Choosing Your Molecule
Choosing the right molecule is perhaps the most important step in the research process for this project. It pays to spend some time up front thinking about which molecule you will be investigating; this will make the research process much easier. With that in mind, here are a few general tips to keep in mind when choosing your molecule.
Photo by Hiro Sheridan on flickr.com
Browsing vs. Searching
You can either browse by topic or search by keyword on each of the above sites. You may find it helpful to browse within a specific area (i.e. chemistry or health) if you don't already have an idea of a possible topic. If you have a general idea of the type of molecule you would like to investigate, you can perform a site search using the embedded search box on the websites themselves. Alternatively, you can use Google to search within a particular site by using the "site limiter" function. For example, if I wanted to search for articles on endocrine disrupters in Discover magazine, I could type the following into Google:
Possible Keywords to Search
Looking for some keywords to use in your search? Here are a few ideas to get you started. (You are in no way limited to using these terms...get creative and come up with your own topics!)
Accessing the Full Text of an Article
Most of the time, you will be taken to the full text of an article directly from one of the above websites. Some sites, like the New York Times, have a limit on the number of articles that you can read without having a subscription. If you receive a message that you have exceeded your number of free articles, try looking in the library's catalog to see if we have already paid for a subscription to a particular resource.
You can do this by searching for the source by name in the library catalog, using the Compass search tool on the library website:
Popular Sources to Use
How can you find a popular article to inspire your project?
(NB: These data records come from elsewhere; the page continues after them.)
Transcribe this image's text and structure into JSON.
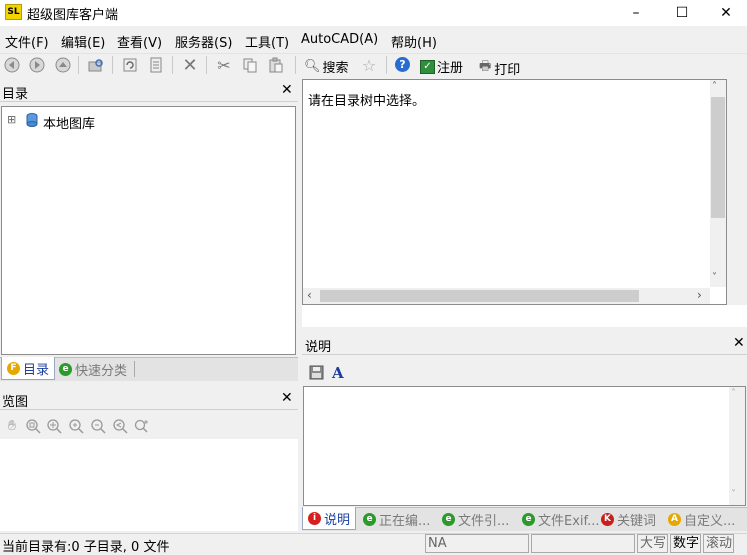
{
  "window": {
    "title": "超级图库客户端",
    "app_icon_text": "SL",
    "minimize": "–",
    "maximize": "☐",
    "close": "✕"
  },
  "menu": [
    {
      "label": "文件(F)"
    },
    {
      "label": "编辑(E)"
    },
    {
      "label": "查看(V)"
    },
    {
      "label": "服务器(S)"
    },
    {
      "label": "工具(T)"
    },
    {
      "label": "AutoCAD(A)"
    },
    {
      "label": "帮助(H)"
    }
  ],
  "toolbar": {
    "search_label": "搜索",
    "register_label": "注册",
    "print_label": "打印"
  },
  "catalog": {
    "title": "目录",
    "tree_root": "本地图库",
    "expander": "⊞"
  },
  "preview": {
    "message": "请在目录树中选择。"
  },
  "left_tabs": [
    {
      "label": "目录",
      "icon": "catalog-icon",
      "color": "#e6a800"
    },
    {
      "label": "快速分类",
      "icon": "quick-category-icon",
      "color": "#2a9a2a"
    }
  ],
  "overview": {
    "title": "览图"
  },
  "description": {
    "title": "说明"
  },
  "bottom_tabs": [
    {
      "label": "说明",
      "icon": "info-icon",
      "letter": "i",
      "color": "#d42020"
    },
    {
      "label": "正在编...",
      "icon": "editing-icon",
      "letter": "e",
      "color": "#2a9a2a"
    },
    {
      "label": "文件引...",
      "icon": "file-ref-icon",
      "letter": "e",
      "color": "#2a9a2a"
    },
    {
      "label": "文件Exif...",
      "icon": "exif-icon",
      "letter": "e",
      "color": "#2a9a2a"
    },
    {
      "label": "关键词",
      "icon": "keyword-icon",
      "letter": "K",
      "color": "#c81e1e"
    },
    {
      "label": "自定义...",
      "icon": "custom-icon",
      "letter": "A",
      "color": "#e6a800"
    }
  ],
  "status": {
    "text": "当前目录有:0 子目录, 0 文件",
    "na": "NA",
    "caps": "大写",
    "num": "数字",
    "scroll": "滚动"
  }
}
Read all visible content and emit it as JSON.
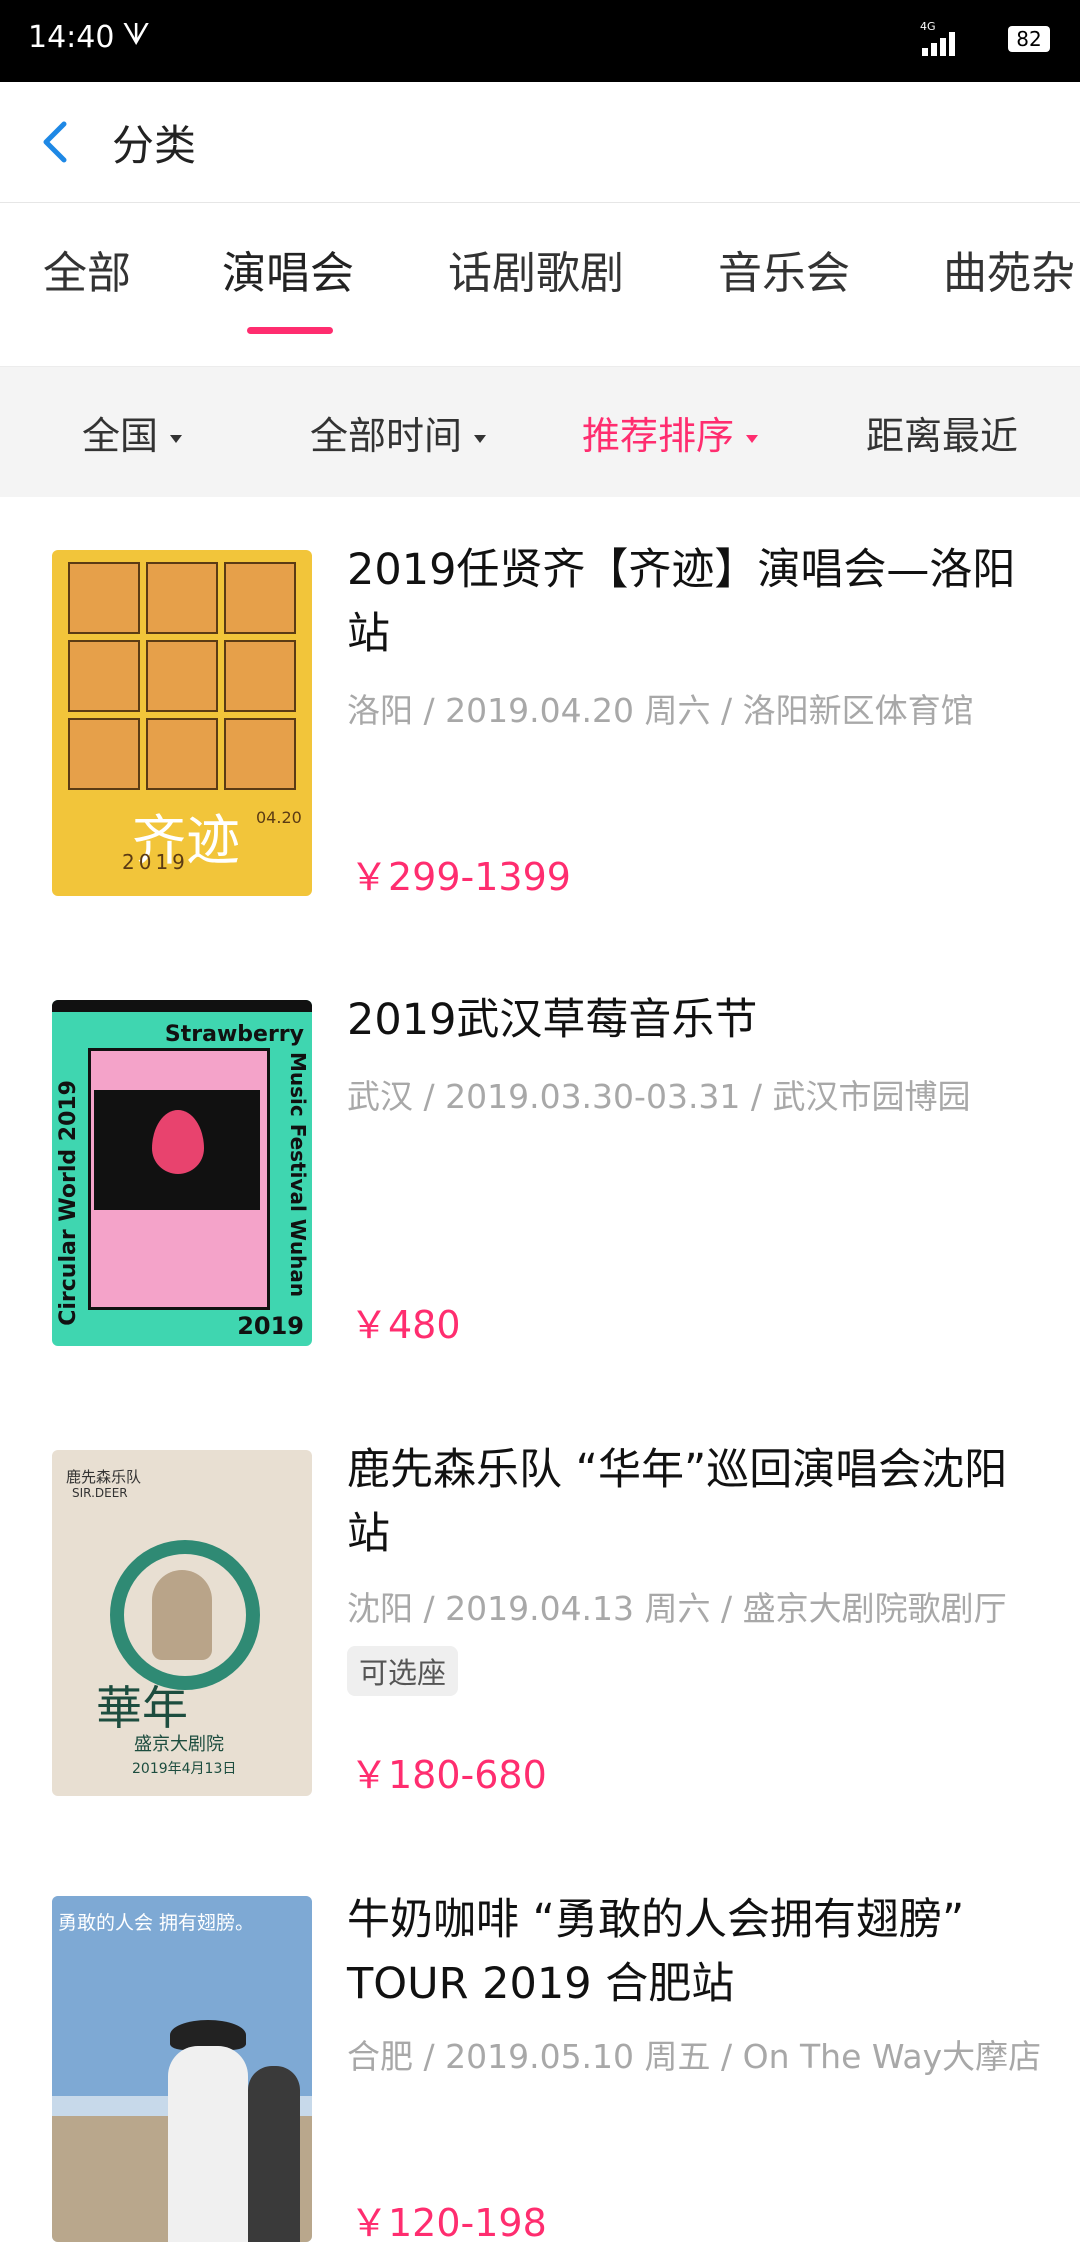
{
  "status_bar": {
    "time": "14:40",
    "carrier_glyph": "ᗐ",
    "network": "4G",
    "battery": "82"
  },
  "header": {
    "title": "分类"
  },
  "category_tabs": [
    {
      "label": "全部",
      "active": false
    },
    {
      "label": "演唱会",
      "active": true
    },
    {
      "label": "话剧歌剧",
      "active": false
    },
    {
      "label": "音乐会",
      "active": false
    },
    {
      "label": "曲苑杂",
      "active": false
    }
  ],
  "filters": [
    {
      "label": "全国",
      "active": false,
      "dropdown": true
    },
    {
      "label": "全部时间",
      "active": false,
      "dropdown": true
    },
    {
      "label": "推荐排序",
      "active": true,
      "dropdown": true
    },
    {
      "label": "距离最近",
      "active": false,
      "dropdown": false
    }
  ],
  "events": [
    {
      "title": "2019任贤齐【齐迹】演唱会—洛阳站",
      "meta": "洛阳 / 2019.04.20 周六 / 洛阳新区体育馆",
      "tag": "",
      "price": "￥299-1399",
      "poster": {
        "big": "齐迹",
        "yr": "2019",
        "dt": "04.20"
      }
    },
    {
      "title": "2019武汉草莓音乐节",
      "meta": "武汉 / 2019.03.30-03.31 / 武汉市园博园",
      "tag": "",
      "price": "￥480",
      "poster": {
        "hd": "Strawberry",
        "side": "Circular World 2019",
        "side2": "Music Festival Wuhan",
        "yr": "2019"
      }
    },
    {
      "title": "鹿先森乐队 “华年”巡回演唱会沈阳站",
      "meta": "沈阳 / 2019.04.13 周六 / 盛京大剧院歌剧厅",
      "tag": "可选座",
      "price": "￥180-680",
      "poster": {
        "lbl1": "鹿先森乐队",
        "lbl2": "SIR.DEER",
        "cal": "華年",
        "v1": "盛京大剧院",
        "v2": "2019年4月13日"
      }
    },
    {
      "title": "牛奶咖啡 “勇敢的人会拥有翅膀” TOUR 2019 合肥站",
      "meta": "合肥 / 2019.05.10 周五 / On The Way大摩店",
      "tag": "",
      "price": "￥120-198",
      "poster": {
        "t1": "勇敢的人会 拥有翅膀。"
      }
    }
  ],
  "colors": {
    "accent": "#ff2d6f",
    "filter_bg": "#f4f4f4",
    "meta_text": "#a8a8a8"
  }
}
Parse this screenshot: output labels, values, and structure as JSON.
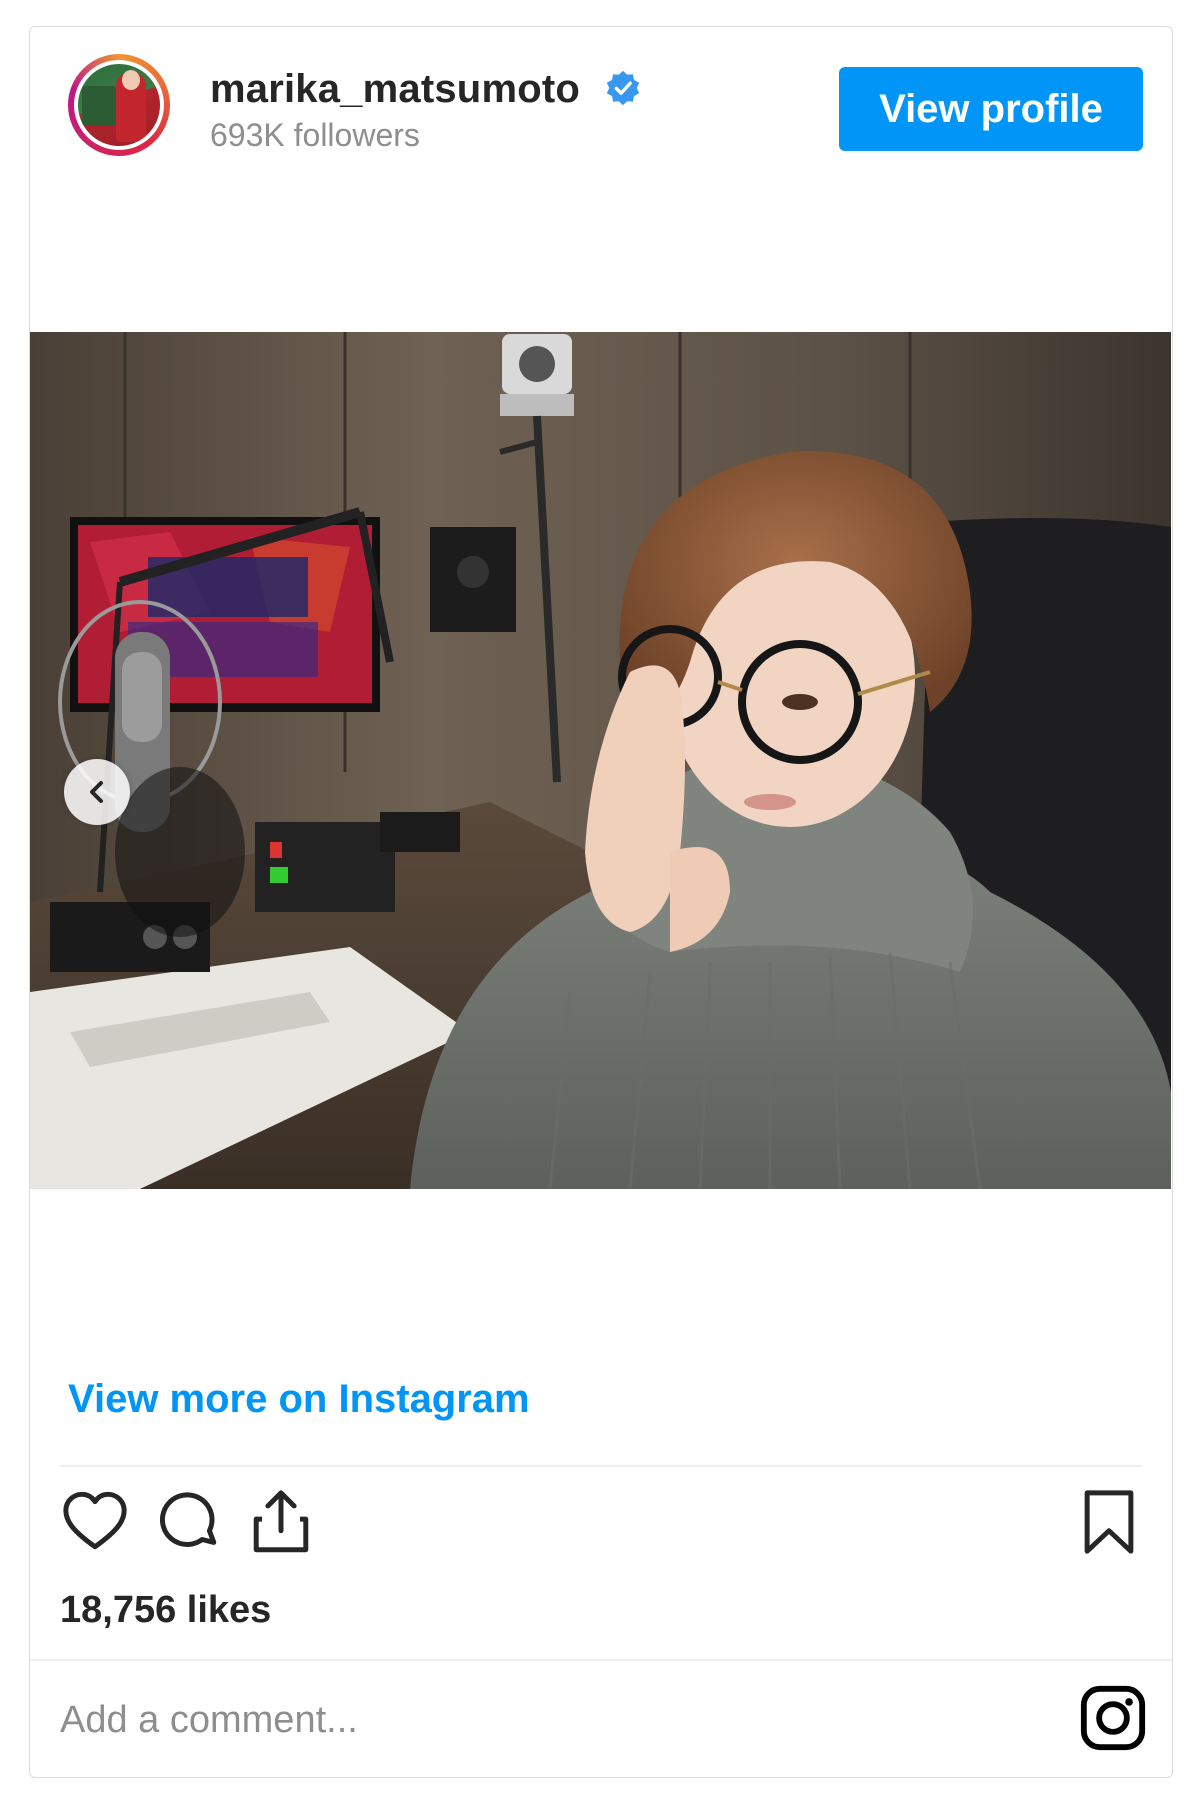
{
  "header": {
    "username": "marika_matsumoto",
    "followers": "693K followers",
    "view_profile_label": "View profile"
  },
  "post": {
    "image_alt": "Post photo",
    "view_more_label": "View more on Instagram",
    "likes": "18,756 likes",
    "comment_placeholder": "Add a comment..."
  },
  "icons": {
    "verified": "verified-badge-icon",
    "prev": "chevron-left-icon",
    "like": "heart-icon",
    "comment": "comment-icon",
    "share": "share-icon",
    "save": "bookmark-icon",
    "logo": "instagram-logo-icon"
  },
  "colors": {
    "accent": "#0095f6",
    "text": "#262626",
    "muted": "#8e8e8e",
    "border": "#dbdbdb"
  }
}
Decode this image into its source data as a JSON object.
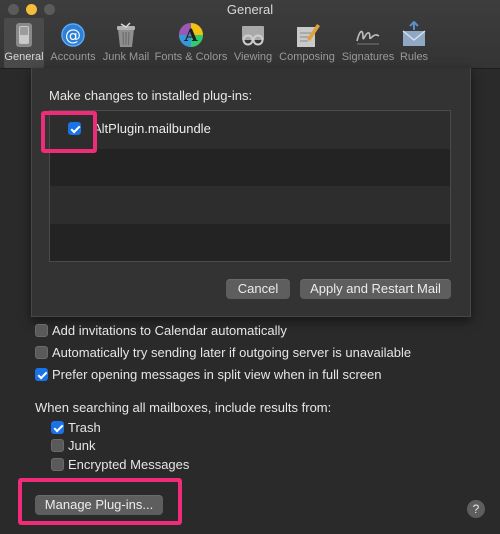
{
  "window": {
    "title": "General"
  },
  "toolbar": {
    "items": [
      {
        "label": "General",
        "icon": "switch-icon",
        "selected": true
      },
      {
        "label": "Accounts",
        "icon": "at-sign-icon"
      },
      {
        "label": "Junk Mail",
        "icon": "trash-can-icon"
      },
      {
        "label": "Fonts & Colors",
        "icon": "font-color-wheel-icon"
      },
      {
        "label": "Viewing",
        "icon": "glasses-icon"
      },
      {
        "label": "Composing",
        "icon": "pencil-paper-icon"
      },
      {
        "label": "Signatures",
        "icon": "signature-icon"
      },
      {
        "label": "Rules",
        "icon": "envelope-rules-icon"
      }
    ]
  },
  "sheet": {
    "heading": "Make changes to installed plug-ins:",
    "plugins": [
      {
        "name": "AltPlugin.mailbundle",
        "checked": true
      }
    ],
    "cancel_label": "Cancel",
    "apply_label": "Apply and Restart Mail"
  },
  "options": {
    "add_invitations": {
      "label": "Add invitations to Calendar automatically",
      "checked": false
    },
    "try_sending_later": {
      "label": "Automatically try sending later if outgoing server is unavailable",
      "checked": false
    },
    "prefer_split_view": {
      "label": "Prefer opening messages in split view when in full screen",
      "checked": true
    }
  },
  "search": {
    "heading": "When searching all mailboxes, include results from:",
    "trash": {
      "label": "Trash",
      "checked": true
    },
    "junk": {
      "label": "Junk",
      "checked": false
    },
    "encrypted": {
      "label": "Encrypted Messages",
      "checked": false
    }
  },
  "manage_plugins_label": "Manage Plug-ins...",
  "help_label": "?",
  "colors": {
    "highlight": "#ee2c7a",
    "checkbox_accent": "#1a72e8",
    "minimize_button": "#f4be3a"
  }
}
To locate an article, start by searching and browsing within the popular science resources listed below: